Lockheed Martin workers go on strike at Stennis
Published: May 18,2014
HANCOCK COUNTY — As many as 116 Lockheed Martin employees at Stennis Space Center near Bay St. Louis are on strike.
Machinists union spokesman Frank Larkin said members of Lodge 2249 voted down a contract offer from Lockheed Martin that would have ended worker pensions.
“It’s a single issue that drove the strike vote,” Larkin said.
Friday morning, more than 20 employees were walking picket lines at the Stennis gate.
Ken Powe, the chief union steward, told the Sun Herald that a pension is important in part because primary contractors at Stennis can change.
“It’s not a matter of money; it’s where we want to put the money,” Powe said. “These companies come in and out of here every five to seven years, and we just want our pension to be consistent.”

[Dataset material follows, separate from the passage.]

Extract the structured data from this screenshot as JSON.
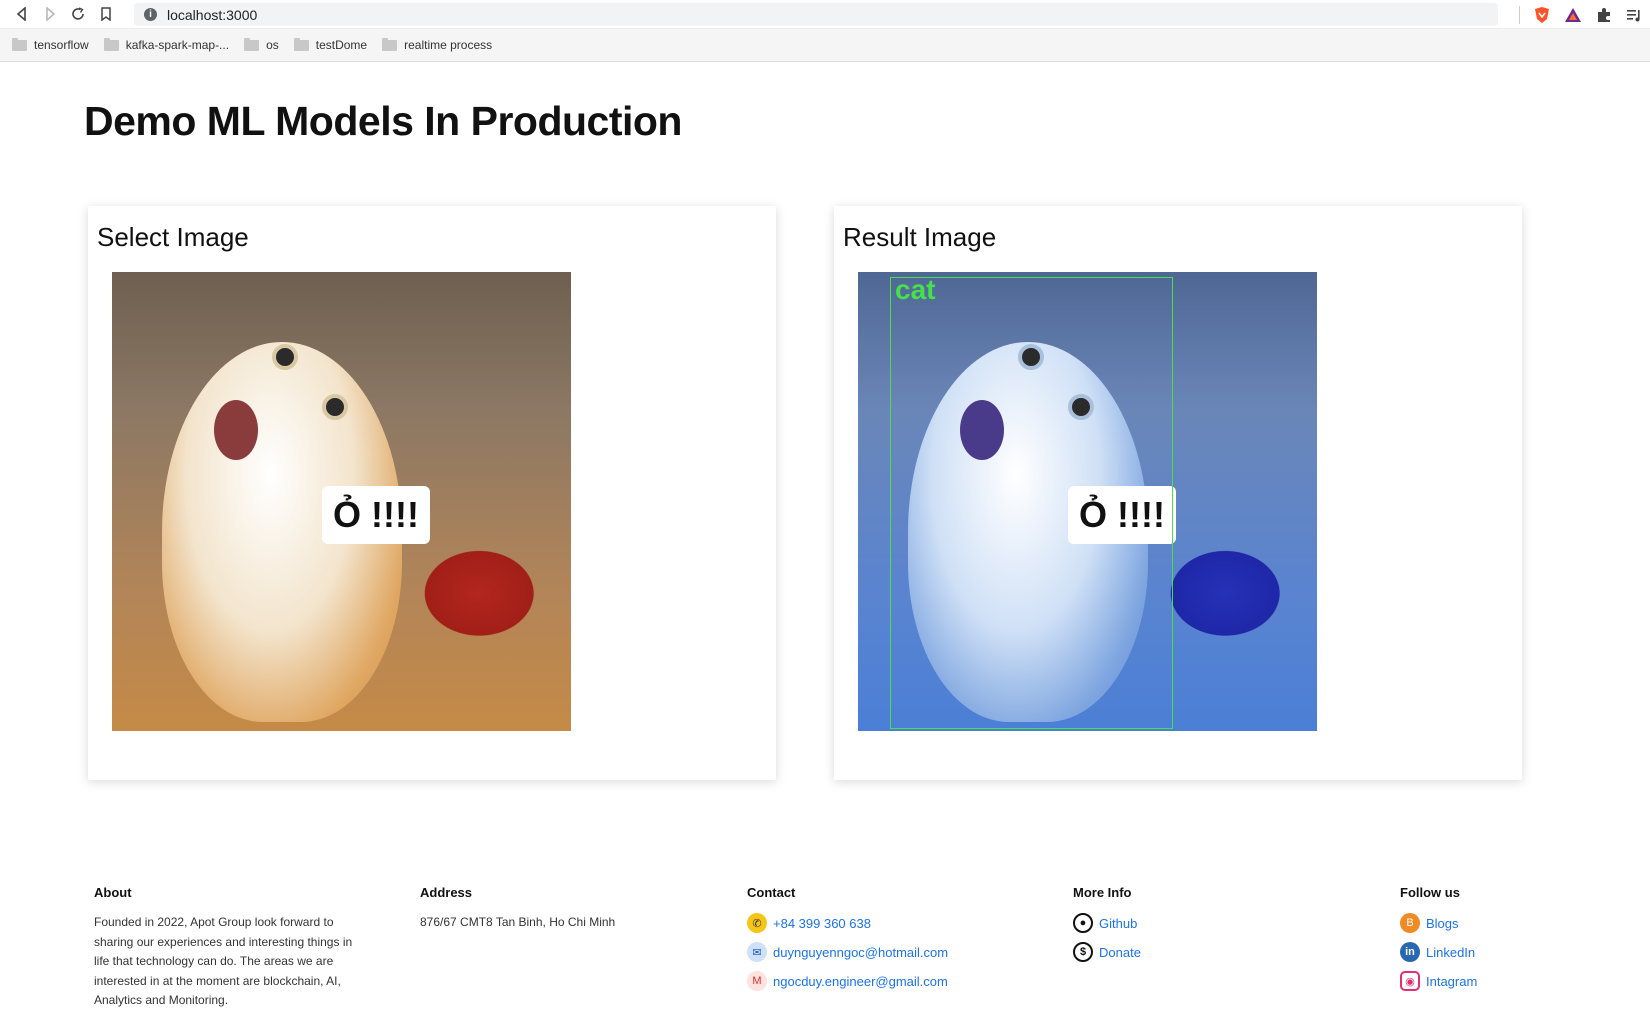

Larkin said the union is ready to return to bargaining, but no meetings are scheduled.
Company spokesman Steve Field said Lockheed Martin is disappointed.

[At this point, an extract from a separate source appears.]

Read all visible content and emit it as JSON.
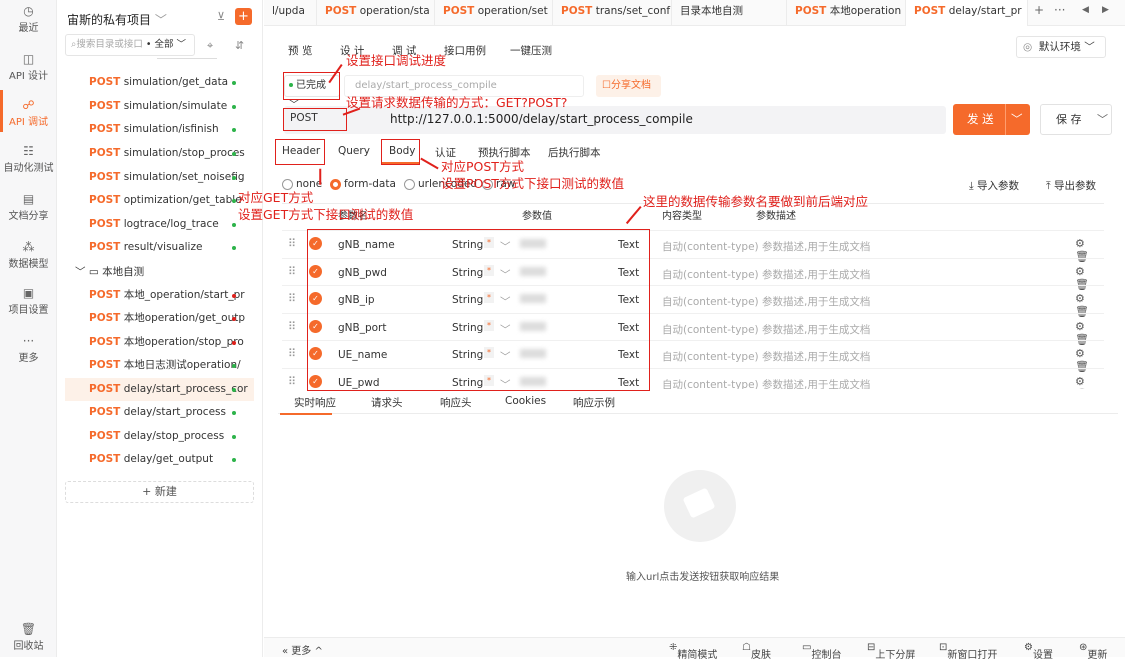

“Lockheed Martin offered an outstanding proposal that is fair and equitable for employees,” Field said in a statement. “The offer provides competitive pay and comprehensive benefits while maintaining Lockheed Martin’s ability to deliver to our customers. This is our last, best and final offer.”

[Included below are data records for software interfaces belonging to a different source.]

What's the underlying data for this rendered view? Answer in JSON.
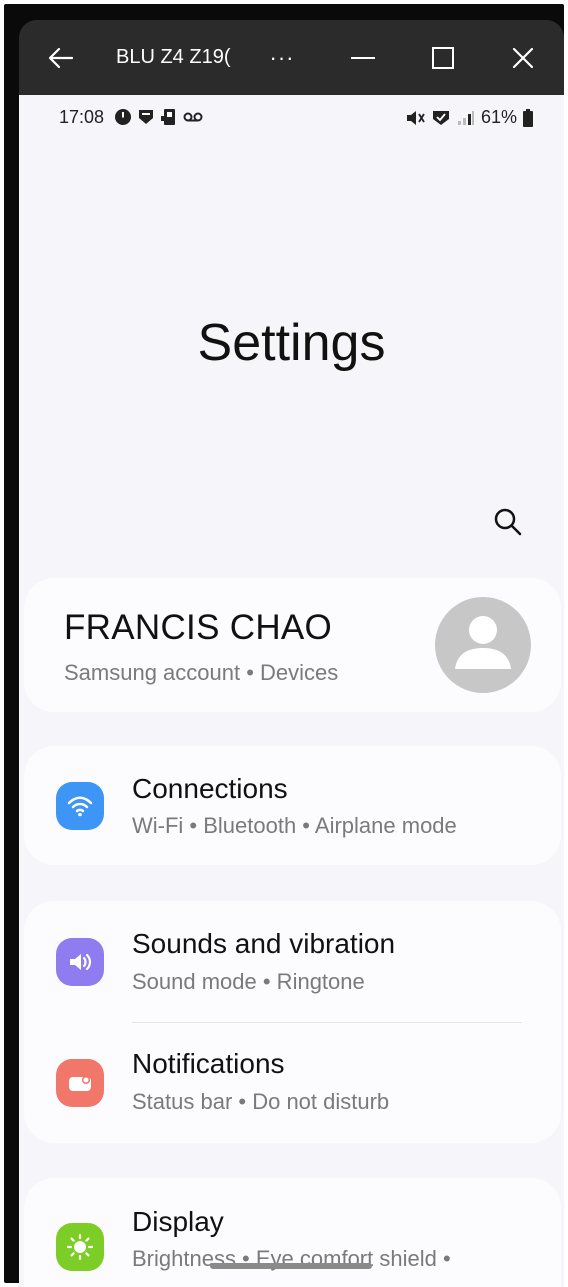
{
  "window": {
    "title": "BLU Z4 Z19(",
    "more_label": "···"
  },
  "statusbar": {
    "time": "17:08",
    "battery": "61%"
  },
  "page": {
    "title": "Settings"
  },
  "account": {
    "name": "FRANCIS CHAO",
    "subtitle": "Samsung account  •  Devices"
  },
  "items": [
    {
      "title": "Connections",
      "subtitle": "Wi-Fi  •  Bluetooth  •  Airplane mode",
      "icon": "wifi-icon",
      "color": "#3d95f5"
    },
    {
      "title": "Sounds and vibration",
      "subtitle": "Sound mode  •  Ringtone",
      "icon": "speaker-icon",
      "color": "#8f7cf0"
    },
    {
      "title": "Notifications",
      "subtitle": "Status bar  •  Do not disturb",
      "icon": "notification-icon",
      "color": "#f1776a"
    },
    {
      "title": "Display",
      "subtitle": "Brightness  •  Eye comfort shield  •",
      "icon": "sun-icon",
      "color": "#7ccd25"
    }
  ]
}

Lockheed Martin, based in Bethesda, Maryland, supports NASA rocket testing at Stennis with 430 employees. NASA spokeswoman Rebecca Strecker said a test is scheduled next week, but Lockheed hasn’t notified the agency that it won’t be able to proceed.
“It is NASA policy to remain neutral and encourage sound relations with industry and labor in order that essential government operations can continue without interruption,” she said in a statement. “Lockheed Martin is contractually obligated to fulfill the requirements of their contract and ensure continuity of essential operations.”
More than 5,000 people work for all employers housed at Stennis.
To sign up for Mississippi Business Daily Updates, click here.
Top Posts & Pages
- DAVID DALLAS: Tax slasher productions comes to Mississippi
- Status of some bills in the Mississippi Legislature
- Proposed ammo ban empties shelves
- Locker doors opening for Clinton inventor after ‘Shark Tank’
- Hattiesburg wastewater treatment system could cost $152M
- BILL CRAWFORD: Gunn steals tax cut spotlight
- Columbus-built Airbus gets FAA airworthiness approval
- Bill would make only 1 hospital follow open-meetings act
- (UPDATED — BREAKING NEWS) American Specialty Alloys won’t locate $1.2B mill in Mississippi